This leads to Moseley’s next adventure in 2023, where she will explore completely untouched caves in Northern Greenland. This was only made possible with an award from Rolex — which provides funding for such an endeavor.

Christian Elliott and Brittany Edelmann are science and environmental reporters at Medill. You can follow them on Twitter at @csbelliott. and @brittedelmann.

Safety requirements for Antarctic climate scientists can take your wisdom teeth

Safety requirements for Antarctic climate scientists can take your wisdom teeth

By Stephanie Fox, Jan. 12, 2019–

What do Antarctic climate scientists and Nordic Vikings have in common?

More than you’d think.

After being cast out of Iceland for murdering his neighbor, Erik the Red, the notorious Viking who walked the Earth around 985 A.D., braved the unforgiving seas in search of a new home. That’s according to Christopher Klein’s History article “The Viking Explorer Who Beat Columbus to America.” Wrapped in layers of pelts, tools in hand, the Viking dropped anchor on new land. Gradually, he took control, founding the first European settlement in what is today Greenland.

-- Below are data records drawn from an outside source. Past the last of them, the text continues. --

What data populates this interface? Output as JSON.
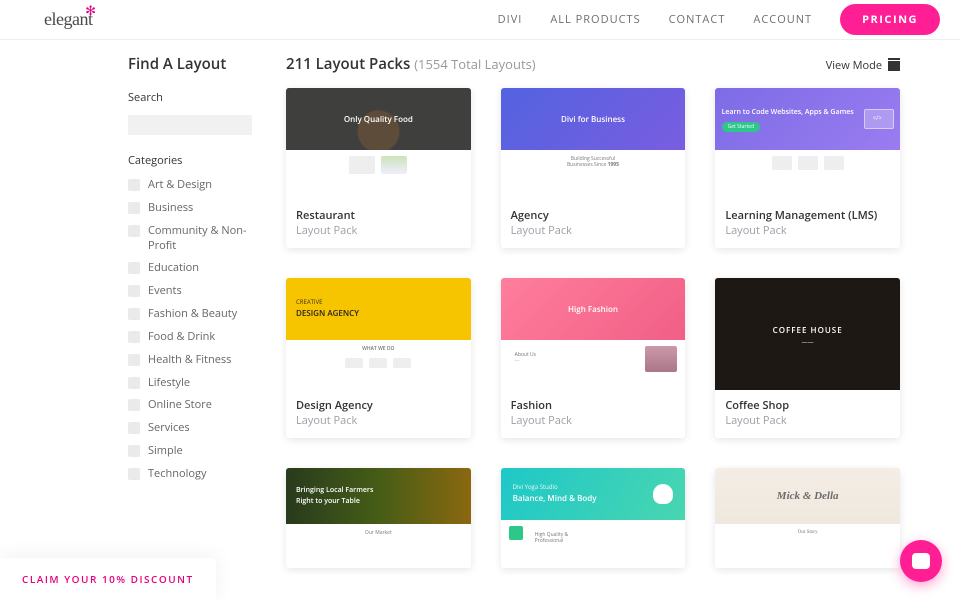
{
  "header": {
    "logo_text": "elegant",
    "nav": {
      "divi": "DIVI",
      "all_products": "ALL PRODUCTS",
      "contact": "CONTACT",
      "account": "ACCOUNT",
      "pricing": "PRICING"
    }
  },
  "sidebar": {
    "title": "Find A Layout",
    "search_label": "Search",
    "search_placeholder": "",
    "categories_label": "Categories",
    "categories": [
      "Art & Design",
      "Business",
      "Community & Non-Profit",
      "Education",
      "Events",
      "Fashion & Beauty",
      "Food & Drink",
      "Health & Fitness",
      "Lifestyle",
      "Online Store",
      "Services",
      "Simple",
      "Technology"
    ]
  },
  "main": {
    "count": "211",
    "count_suffix": " Layout Packs ",
    "total": "(1554 Total Layouts)",
    "view_mode_label": "View Mode",
    "card_sub": "Layout Pack",
    "cards": [
      {
        "title": "Restaurant",
        "hero_line1": "",
        "hero_line2": "Only Quality Food"
      },
      {
        "title": "Agency",
        "hero_line1": "",
        "hero_line2": "Divi for Business"
      },
      {
        "title": "Learning Management (LMS)",
        "hero_line1": "Learn to Code Websites, Apps & Games",
        "hero_line2": ""
      },
      {
        "title": "Design Agency",
        "hero_line1": "CREATIVE",
        "hero_line2": "DESIGN AGENCY"
      },
      {
        "title": "Fashion",
        "hero_line1": "",
        "hero_line2": "High Fashion"
      },
      {
        "title": "Coffee Shop",
        "hero_line1": "",
        "hero_line2": "COFFEE HOUSE"
      },
      {
        "title": "",
        "hero_line1": "Bringing Local Farmers",
        "hero_line2": "Right to your Table"
      },
      {
        "title": "",
        "hero_line1": "Divi Yoga Studio",
        "hero_line2": "Balance, Mind & Body"
      },
      {
        "title": "",
        "hero_line1": "",
        "hero_line2": "Mick & Della"
      }
    ]
  },
  "discount_banner": "CLAIM YOUR 10% DISCOUNT",
  "colors": {
    "accent": "#ff1e93",
    "brand_pink": "#e6007e"
  }
}
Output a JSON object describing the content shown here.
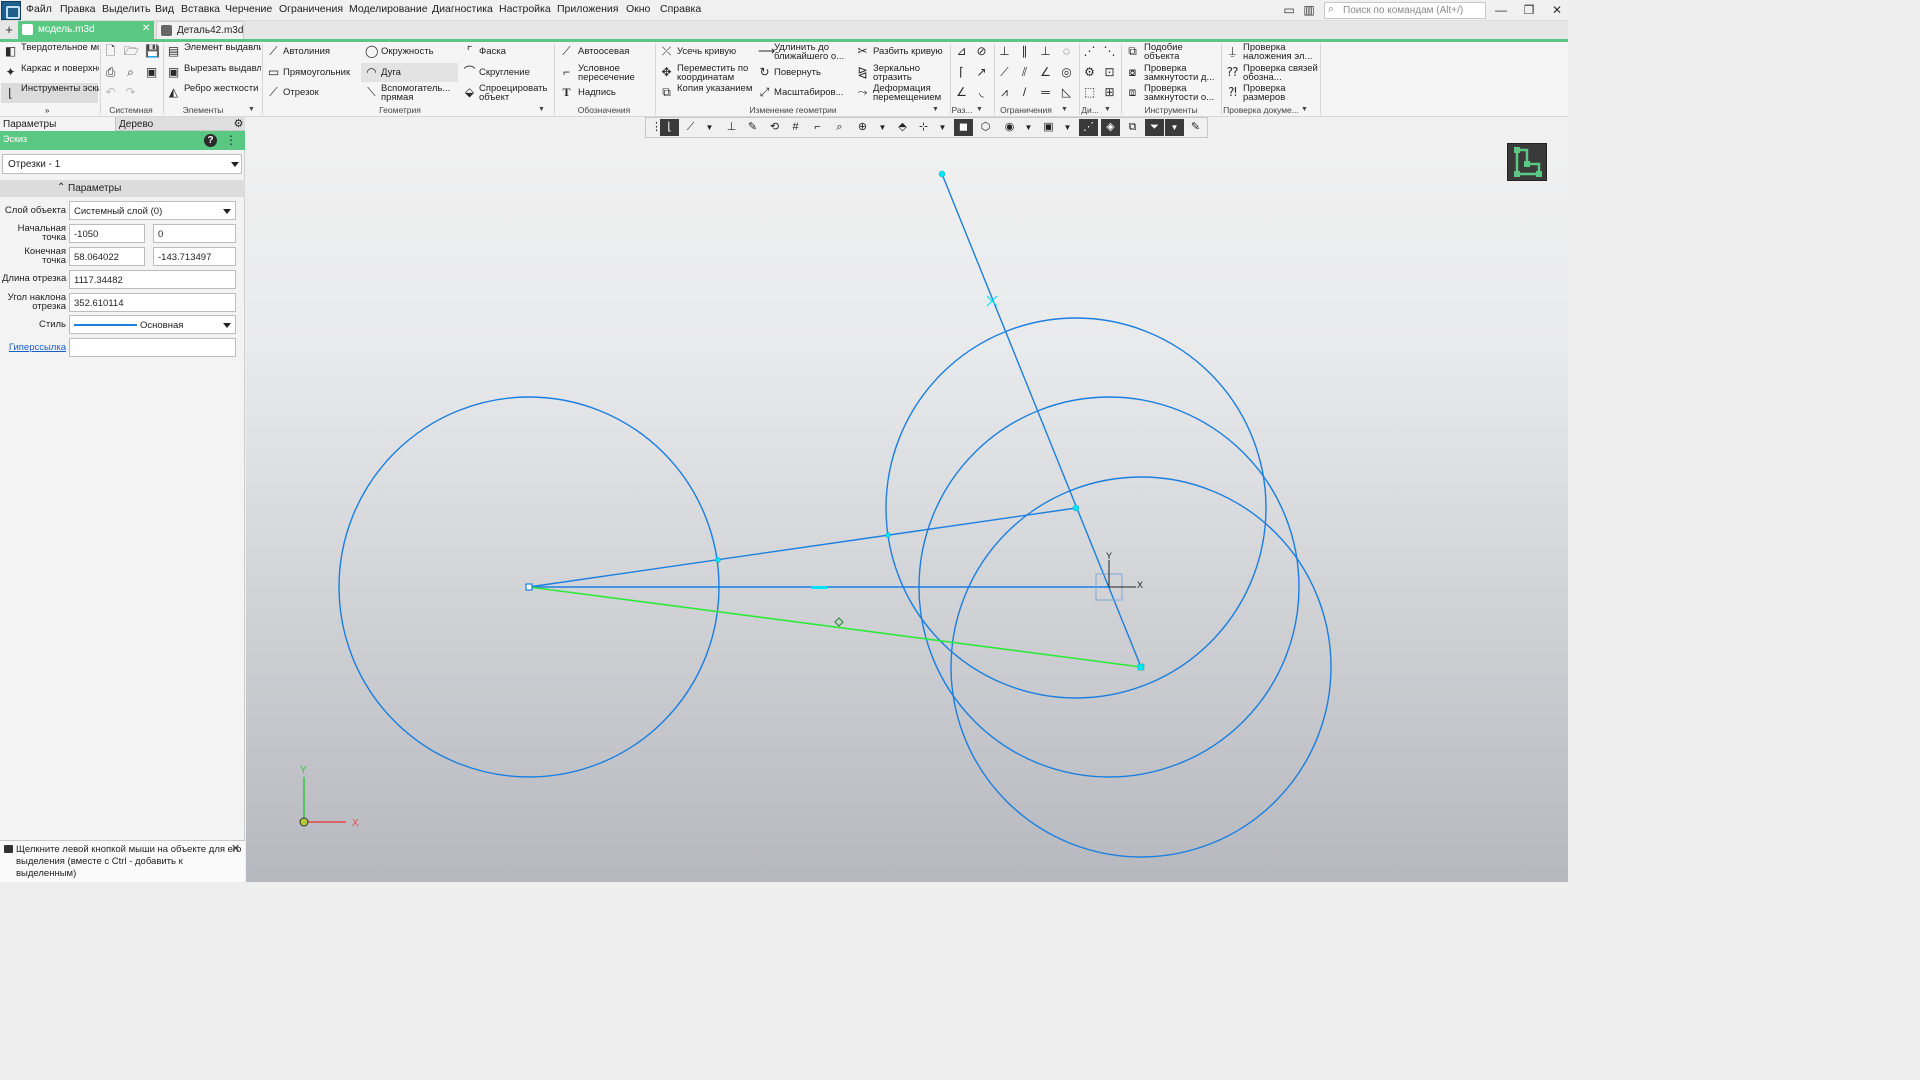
{
  "menu": [
    "Файл",
    "Правка",
    "Выделить",
    "Вид",
    "Вставка",
    "Черчение",
    "Ограничения",
    "Моделирование",
    "Диагностика",
    "Настройка",
    "Приложения",
    "Окно",
    "Справка"
  ],
  "search_placeholder": "Поиск по командам (Alt+/)",
  "tabs": [
    {
      "label": "модель.m3d",
      "active": true
    },
    {
      "label": "Деталь42.m3d",
      "active": false
    }
  ],
  "ribbon": {
    "modes": [
      "Твердотельное моделирование",
      "Каркас и поверхности",
      "Инструменты эскиза"
    ],
    "geometry": [
      "Автолиния",
      "Окружность",
      "Фаска",
      "Прямоугольник",
      "Дуга",
      "Скругление",
      "Отрезок",
      "Вспомогатель... прямая",
      "Спроецировать объект"
    ],
    "elements": [
      "Элемент выдавливания",
      "Вырезать выдавливанием",
      "Ребро жесткости"
    ],
    "designations": [
      "Автоосевая",
      "Условное пересечение",
      "Надпись"
    ],
    "edit_geometry": [
      "Усечь кривую",
      "Удлинить до ближайшего о...",
      "Разбить кривую",
      "Переместить по координатам",
      "Повернуть",
      "Зеркально отразить",
      "Копия указанием",
      "Масштабиров...",
      "Деформация перемещением"
    ],
    "tools": [
      "Подобие объекта",
      "Проверка замкнутости д...",
      "Проверка замкнутости о..."
    ],
    "doc_check": [
      "Проверка наложения эл...",
      "Проверка связей обозна...",
      "Проверка размеров"
    ],
    "group_labels": [
      "Системная",
      "Элементы",
      "Геометрия",
      "Обозначения",
      "Изменение геометрии",
      "Раз...",
      "Ограничения",
      "Ди...",
      "Инструменты",
      "Проверка докуме..."
    ]
  },
  "panel": {
    "tabs": [
      "Параметры",
      "Дерево"
    ],
    "sketch_title": "Эскиз",
    "object_select": "Отрезки - 1",
    "section_title": "Параметры",
    "fields": {
      "layer_label": "Слой объекта",
      "layer_value": "Системный слой (0)",
      "start_label": "Начальная точка",
      "start_x": "-1050",
      "start_y": "0",
      "end_label": "Конечная точка",
      "end_x": "58.064022",
      "end_y": "-143.713497",
      "length_label": "Длина отрезка",
      "length_value": "1117.34482",
      "angle_label": "Угол наклона отрезка",
      "angle_value": "352.610114",
      "style_label": "Стиль",
      "style_value": "Основная",
      "link_label": "Гиперссылка",
      "link_value": ""
    },
    "status": "Щелкните левой кнопкой мыши на объекте для его выделения (вместе с Ctrl - добавить к выделенным)"
  },
  "axes": {
    "x": "X",
    "y": "Y"
  },
  "colors": {
    "accent": "#5ac883",
    "sketch": "#1a7fe0",
    "selected": "#2ee83a",
    "points": "#00e5ff"
  }
}
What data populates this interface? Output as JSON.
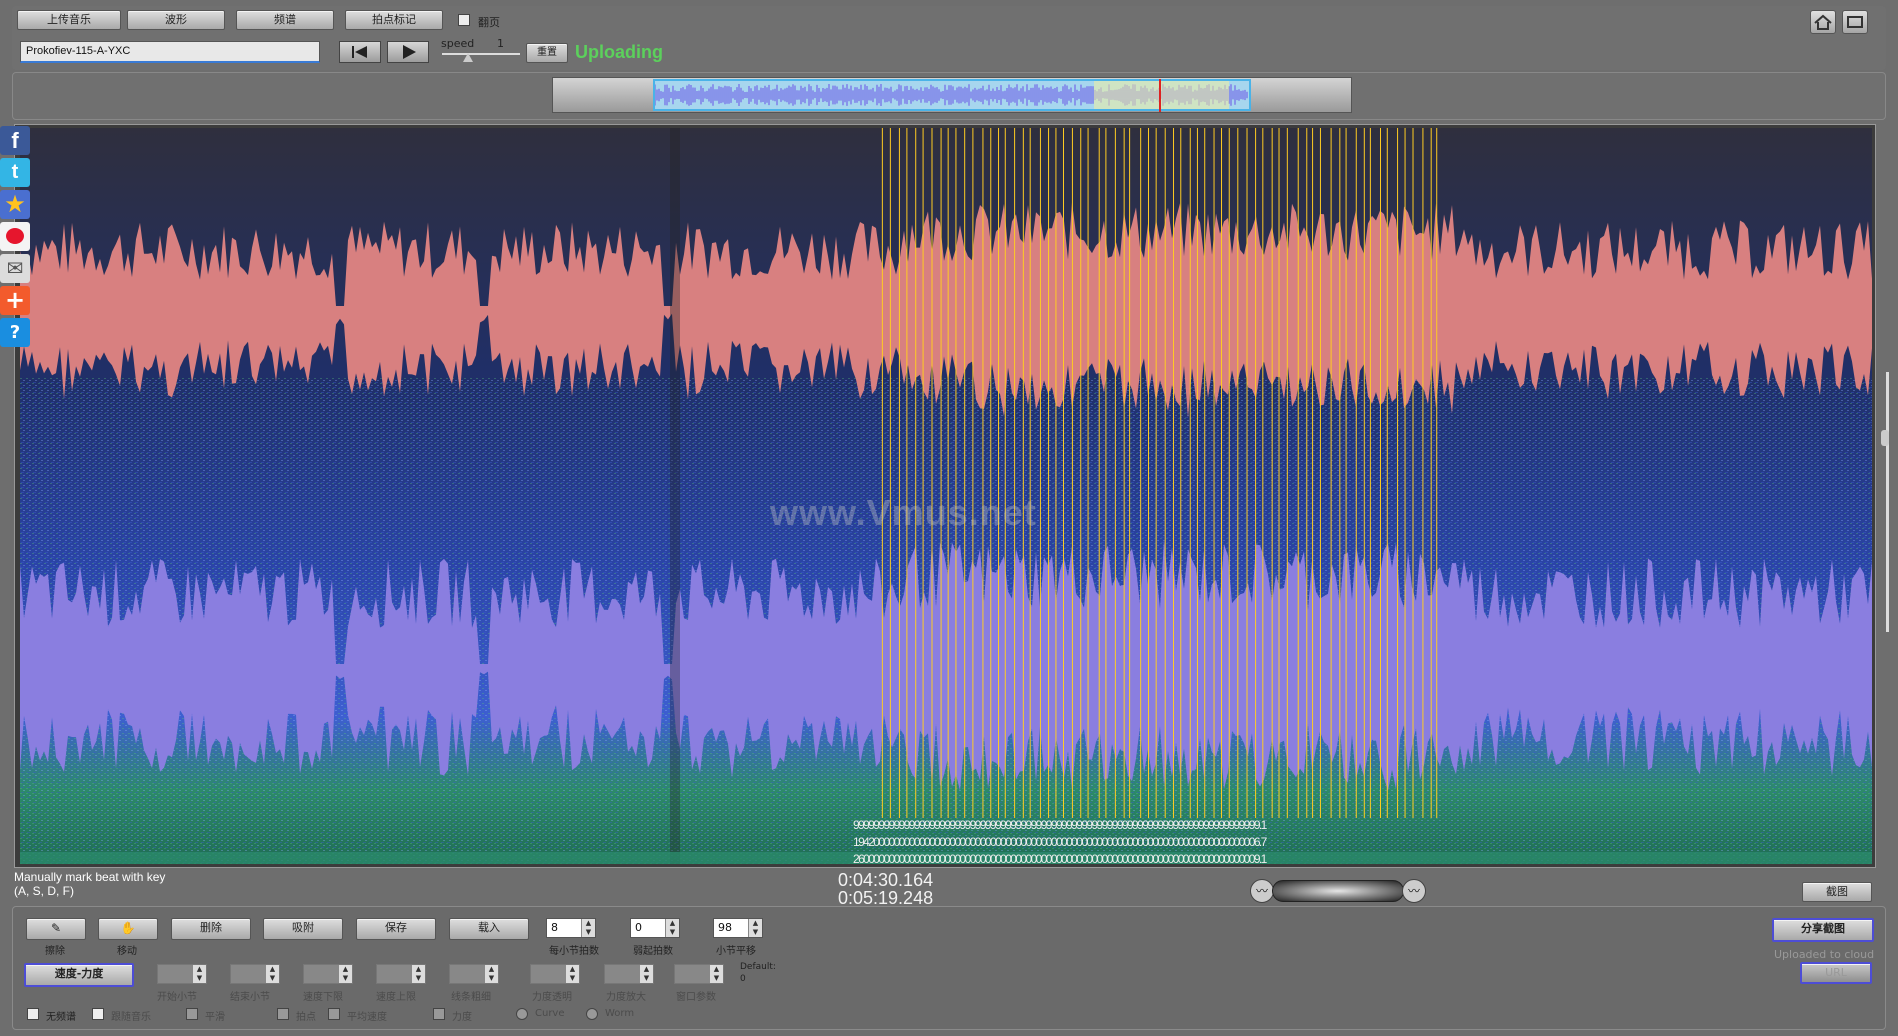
{
  "toolbar": {
    "upload_label": "上传音乐",
    "waveform_label": "波形",
    "spectrum_label": "频谱",
    "beat_mark_label": "拍点标记",
    "page_turn_label": "翻页",
    "file_name": "Prokofiev-115-A-YXC",
    "speed_label": "speed",
    "speed_value": "1",
    "reset_label": "重置",
    "status": "Uploading"
  },
  "spectrogram": {
    "watermark": "www.Vmus.net",
    "beat_labels_row1": "99999999999999999999999999999999999999999999999999999999999999999999999999999999.1",
    "beat_labels_row2": "19420000000000000000000000000000000000000000000000000000000000000000000000000006.7",
    "beat_labels_row3": "26000000000000000000000000000000000000000000000000000000000000000000000000000009.1"
  },
  "info": {
    "hint_line1": "Manually mark beat with key",
    "hint_line2": "(A, S, D, F)",
    "current_time": "0:04:30.164",
    "total_time": "0:05:19.248",
    "screenshot_label": "截图"
  },
  "bottom": {
    "erase_label": "擦除",
    "move_label": "移动",
    "delete_label": "删除",
    "snap_label": "吸附",
    "save_label": "保存",
    "load_label": "载入",
    "beats_per_bar_value": "8",
    "beats_per_bar_label": "每小节拍数",
    "pickup_value": "0",
    "pickup_label": "弱起拍数",
    "bar_shift_value": "98",
    "bar_shift_label": "小节平移",
    "tempo_dynamics_label": "速度-力度",
    "start_bar_label": "开始小节",
    "end_bar_label": "结束小节",
    "tempo_min_label": "速度下限",
    "tempo_max_label": "速度上限",
    "line_thickness_label": "线条粗细",
    "dyn_transparency_label": "力度透明",
    "dyn_zoom_label": "力度放大",
    "window_param_label": "窗口参数",
    "default_label": "Default:",
    "default_value": "0",
    "no_spectrum_label": "无频谱",
    "follow_music_label": "跟随音乐",
    "smooth_label": "平滑",
    "beats_label": "拍点",
    "avg_tempo_label": "平均速度",
    "dynamics_label": "力度",
    "curve_label": "Curve",
    "worm_label": "Worm",
    "share_label": "分享截图",
    "uploaded_label": "Uploaded to cloud",
    "url_label": "URL"
  },
  "icons": [
    "facebook-icon",
    "twitter-icon",
    "star-icon",
    "weibo-icon",
    "mail-icon",
    "plus-icon",
    "help-icon",
    "home-icon",
    "fullscreen-icon",
    "zoom-out-icon",
    "zoom-in-icon",
    "eraser-icon",
    "move-icon",
    "prev-icon",
    "play-icon"
  ],
  "colors": {
    "status": "#5cd05c",
    "beat_line": "#ffcc22",
    "marker": "#dd2222",
    "overview_window": "#a7d6ee"
  }
}
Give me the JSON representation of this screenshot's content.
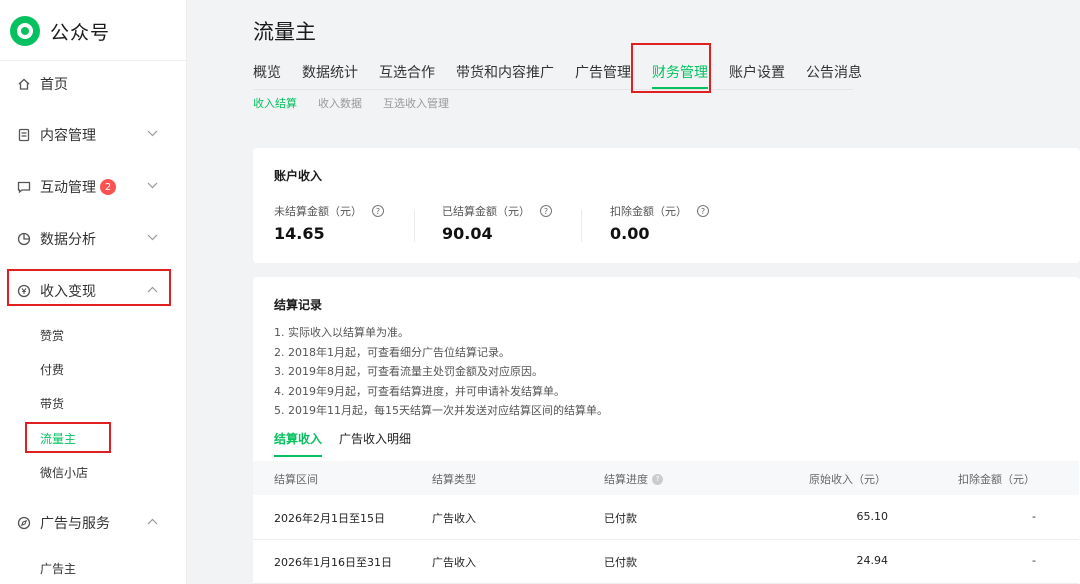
{
  "app": {
    "name": "公众号"
  },
  "sidebar": {
    "items": [
      {
        "label": "首页",
        "icon": "home-icon"
      },
      {
        "label": "内容管理",
        "icon": "document-icon"
      },
      {
        "label": "互动管理",
        "icon": "chat-icon",
        "badge": "2"
      },
      {
        "label": "数据分析",
        "icon": "pie-chart-icon"
      },
      {
        "label": "收入变现",
        "icon": "yuan-icon"
      },
      {
        "label": "广告与服务",
        "icon": "compass-icon"
      }
    ],
    "income_sub": [
      "赞赏",
      "付费",
      "带货",
      "流量主",
      "微信小店"
    ],
    "ad_sub": [
      "广告主"
    ]
  },
  "page": {
    "title": "流量主",
    "tabs": [
      "概览",
      "数据统计",
      "互选合作",
      "带货和内容推广",
      "广告管理",
      "财务管理",
      "账户设置",
      "公告消息"
    ],
    "active_tab": "财务管理",
    "subtabs": [
      "收入结算",
      "收入数据",
      "互选收入管理"
    ],
    "active_subtab": "收入结算"
  },
  "account": {
    "title": "账户收入",
    "stats": [
      {
        "label": "未结算金额（元）",
        "value": "14.65"
      },
      {
        "label": "已结算金额（元）",
        "value": "90.04"
      },
      {
        "label": "扣除金额（元）",
        "value": "0.00"
      }
    ]
  },
  "settlement": {
    "title": "结算记录",
    "notes": [
      "1. 实际收入以结算单为准。",
      "2. 2018年1月起，可查看细分广告位结算记录。",
      "3. 2019年8月起，可查看流量主处罚金额及对应原因。",
      "4. 2019年9月起，可查看结算进度，并可申请补发结算单。",
      "5. 2019年11月起，每15天结算一次并发送对应结算区间的结算单。"
    ],
    "tabs": [
      "结算收入",
      "广告收入明细"
    ],
    "columns": [
      "结算区间",
      "结算类型",
      "结算进度",
      "原始收入（元）",
      "扣除金额（元）"
    ],
    "rows": [
      {
        "period": "2026年2月1日至15日",
        "type": "广告收入",
        "status": "已付款",
        "income": "65.10",
        "deduction": "-"
      },
      {
        "period": "2026年1月16日至31日",
        "type": "广告收入",
        "status": "已付款",
        "income": "24.94",
        "deduction": "-"
      }
    ]
  },
  "colors": {
    "accent": "#07c160",
    "highlight": "#e02020",
    "badge": "#fa5151"
  }
}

SCIENTISTS REBUILD THE PAST TO MEET CURRENT CLIMATE CHANGE THREAT

SCIENTISTS REBUILD THE PAST TO MEET CURRENT CLIMATE CHANGE THREAT

By Austin Keating, Video by Tiffany Chen and Austin Keating, Nov. 22, 2017 –

Scientists take to the field to study rapid warming and cooling events in Earth’s past. They find clues in ice and rock, lakes and sediment across the globe. Rebuilding climate change patterns from the past enhances predictions for the future as human use of fossil fuels accelerates global warming.

Leading geologists and climate researchers shared their latest discoveries and new developments at the Comer Abrupt Climate Change Conference in southwestern Wisconsin this fall.

The Comer Family Foundation has supported climate science researchers for 15 years now. This year, scientists presented a wide array of new discoveries, such as looking at how heavy rainfall in California over the past year and years of drought prior to that are depleting snowpack that streams water into the region.

Researchers also presented new data on glacial melt in Greenland, as well as melt in the Bhutan region of the Himalayas, where the lower-elevation faces of glaciers are thinning as much as 10 feet per year, according to research presented at the conference by Joerg Schaefer of Columbia University’s Lamont-Doherty Earth Observatory. Sea level rise as Greeenland glaciers melt and strained freshwater resources for several countries due to thinning Himilayan glaciers pose major concerns.

See related stories:
Soil Microbes Eat Up Methane: Gas Released From Thawing Ice Will Have ‘Minimal’ Impact on Climate Change

Oceans Soak Up CO2 and Buffer Global Warming

PHOTO AT TOP: A visualization of aerosols in the atmosphere above China recorded by satellites in 2006. Human-sourced aerosols and other greenhouse gases coming from China are rising, and scientists at the Comer Conference advocated for policy action to curb the trend (Courtesy of NASA).

NOTE: Tiffany Chen and Austin Keating are Comer Scholars, a Medill scholarship program supported by the Comer Family Foundation to promote graduate studies in Science  and Environmental Journalism.


Medill School Of Journalism, Media, Integrated Marketing Communications
1845 Sheridan Road, Evanston, IL 60208-2101 © 2020 Northwestern University